Wife and Brother-in-Law of Iranian ‘Stoning’ Defense Lawyer Are Arrested, Reports Amnesty International
July 27, 2010
Amnesty International is calling on its worldwide membership to appeal to Iranian authorities to release the wife and brother-in-law of leading human rights lawyer Mohammad Mostafaei, who defended Sakineh Mohammadi Ashtiani, the woman sentenced to death by stoning for adultery.
In an "Urgent Action Appeal" to its members, Amnesty International said Fereshteh Halimi, Mostafaei’s wife, and Farhad Halimi, his brother-in-law, were arrested, apparently to pressure Mostafaei to turn himself in for arrest.
Fereshteh Halimi reportedly called her parents to say that she is being held at Evin Prison in Tehran. Her brother is also believed to be detained there. Amnesty International is concerned that they may be prisoners of conscience, held because they are related to Mostafaei.
On July 21, Mostafaei was issued with a summons requiring him to go to a branch of the Prosecutor’s Office in Evin Prison. He went there on July 24, was questioned for at least one hour and then was released. Later, however, he received a further summons by telephone. The same evening, his wife and her brother were arrested and have been detained since. According to unconfirmed information that Amnesty International received on Monday, if true,, they may be held on suspicion of hiding somebody wanted by the authorities.
Mostafaei’s current whereabouts are not known. On the evening of July 24, he wrote on his Facebook account: "it is possible they will arrest me."
Mostafaei and Halimi have a daughter who is approximately seven years old, who is currently believed to be in the care of Halimi’s mother.

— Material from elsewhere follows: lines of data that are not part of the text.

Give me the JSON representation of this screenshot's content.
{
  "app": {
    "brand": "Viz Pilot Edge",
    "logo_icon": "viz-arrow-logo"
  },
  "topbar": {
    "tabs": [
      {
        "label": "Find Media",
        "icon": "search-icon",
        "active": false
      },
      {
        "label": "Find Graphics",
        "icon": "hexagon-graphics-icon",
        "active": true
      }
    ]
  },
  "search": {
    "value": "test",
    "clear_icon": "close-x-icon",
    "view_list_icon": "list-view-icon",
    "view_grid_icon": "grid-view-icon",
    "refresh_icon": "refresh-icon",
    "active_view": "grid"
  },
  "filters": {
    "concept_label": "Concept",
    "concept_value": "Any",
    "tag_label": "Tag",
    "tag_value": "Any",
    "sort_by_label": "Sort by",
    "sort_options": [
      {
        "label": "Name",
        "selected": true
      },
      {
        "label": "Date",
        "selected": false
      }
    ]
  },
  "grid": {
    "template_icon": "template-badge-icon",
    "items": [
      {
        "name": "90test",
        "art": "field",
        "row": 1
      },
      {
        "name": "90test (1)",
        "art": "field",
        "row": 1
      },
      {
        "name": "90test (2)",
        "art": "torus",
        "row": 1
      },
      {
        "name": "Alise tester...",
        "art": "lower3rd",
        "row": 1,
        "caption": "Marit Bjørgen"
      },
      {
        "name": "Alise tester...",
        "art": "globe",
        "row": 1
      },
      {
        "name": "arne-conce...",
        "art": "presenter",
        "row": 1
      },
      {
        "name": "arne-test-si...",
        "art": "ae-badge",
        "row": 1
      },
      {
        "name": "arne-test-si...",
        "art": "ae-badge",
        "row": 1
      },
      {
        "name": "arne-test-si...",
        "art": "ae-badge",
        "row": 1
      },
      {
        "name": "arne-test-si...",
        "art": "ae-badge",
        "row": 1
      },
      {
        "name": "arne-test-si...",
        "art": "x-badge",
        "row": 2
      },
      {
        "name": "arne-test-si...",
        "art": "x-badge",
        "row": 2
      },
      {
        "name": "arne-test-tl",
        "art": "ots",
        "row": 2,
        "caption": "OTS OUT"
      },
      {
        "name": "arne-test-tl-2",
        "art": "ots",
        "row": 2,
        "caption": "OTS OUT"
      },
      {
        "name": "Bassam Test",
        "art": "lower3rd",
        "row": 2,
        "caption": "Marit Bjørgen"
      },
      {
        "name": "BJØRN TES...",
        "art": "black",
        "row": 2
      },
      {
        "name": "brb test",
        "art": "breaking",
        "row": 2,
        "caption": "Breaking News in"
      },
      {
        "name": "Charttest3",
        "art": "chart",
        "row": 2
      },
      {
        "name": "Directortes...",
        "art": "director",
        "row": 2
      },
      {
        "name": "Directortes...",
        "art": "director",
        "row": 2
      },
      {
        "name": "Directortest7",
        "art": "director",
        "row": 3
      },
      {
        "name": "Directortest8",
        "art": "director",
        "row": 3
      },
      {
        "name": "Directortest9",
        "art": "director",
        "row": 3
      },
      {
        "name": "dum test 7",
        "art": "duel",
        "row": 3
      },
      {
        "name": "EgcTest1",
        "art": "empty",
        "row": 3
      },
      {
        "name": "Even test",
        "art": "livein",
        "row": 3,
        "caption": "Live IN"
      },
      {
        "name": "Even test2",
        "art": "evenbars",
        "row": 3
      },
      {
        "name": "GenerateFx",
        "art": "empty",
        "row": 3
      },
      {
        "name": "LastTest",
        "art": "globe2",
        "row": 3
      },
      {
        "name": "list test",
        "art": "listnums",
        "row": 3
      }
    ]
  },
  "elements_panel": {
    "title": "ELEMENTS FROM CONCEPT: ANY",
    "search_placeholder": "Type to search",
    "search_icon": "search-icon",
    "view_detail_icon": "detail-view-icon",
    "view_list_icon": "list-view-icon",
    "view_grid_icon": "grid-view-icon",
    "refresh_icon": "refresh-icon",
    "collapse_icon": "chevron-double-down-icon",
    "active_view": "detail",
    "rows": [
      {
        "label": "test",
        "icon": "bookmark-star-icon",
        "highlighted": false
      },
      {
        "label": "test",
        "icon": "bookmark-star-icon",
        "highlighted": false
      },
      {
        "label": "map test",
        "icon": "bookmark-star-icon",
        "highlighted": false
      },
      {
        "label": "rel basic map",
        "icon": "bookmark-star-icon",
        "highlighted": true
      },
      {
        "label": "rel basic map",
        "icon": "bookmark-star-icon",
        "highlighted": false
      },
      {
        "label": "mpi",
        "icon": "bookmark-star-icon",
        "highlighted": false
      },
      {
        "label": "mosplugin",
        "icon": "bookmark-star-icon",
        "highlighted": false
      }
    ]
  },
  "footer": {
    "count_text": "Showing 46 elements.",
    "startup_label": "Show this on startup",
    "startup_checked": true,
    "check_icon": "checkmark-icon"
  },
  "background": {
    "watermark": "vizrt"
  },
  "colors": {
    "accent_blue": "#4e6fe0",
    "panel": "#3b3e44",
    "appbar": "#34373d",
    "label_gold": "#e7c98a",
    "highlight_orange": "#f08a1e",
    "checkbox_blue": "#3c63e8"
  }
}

Amnesty International is urging its membership to appeal to the head of the Iranian Judiciary and other authorities to release Fereshteh and Farhad Halimi.
Mohammad Mostafaei is a human rights lawyer who was briefly detained following the June 2009 presidential election in Iran. He is defense counsel for Sakineh Mohammadi Ashtiani, whose sentence of death by stoning for alleged adultery recently provoked wide an international public outcry and is a focus of continuing protests and worldwide demands for clemency. Following his interrogation on July 24, he wrote on his blog that he was questioned mainly about his defense of juvenile offenders.
Scores of human rights defenders have been harassed or arrested in Iran, including up to seven members of the Committee of Human Rights Reporters and other human rights groups and activists. Since the disputed presidential election in June 2009, thousands have been arrested, mostly arbitrarily and many have been tortured or otherwise ill-treated. Scores have faced unfair trial, including some in mass "show trials," with more than 80 sentenced to prison terms, and at least 12 sentenced to death, although at least one has had his sentence commuted to a prison term. Waves of arrests, notably of political activists, students, journalists and human rights activists have been taking place since a Shi’a religious festival called ‘Ashoura’ in December 2009 and Iran’s national day on February 11, 2010.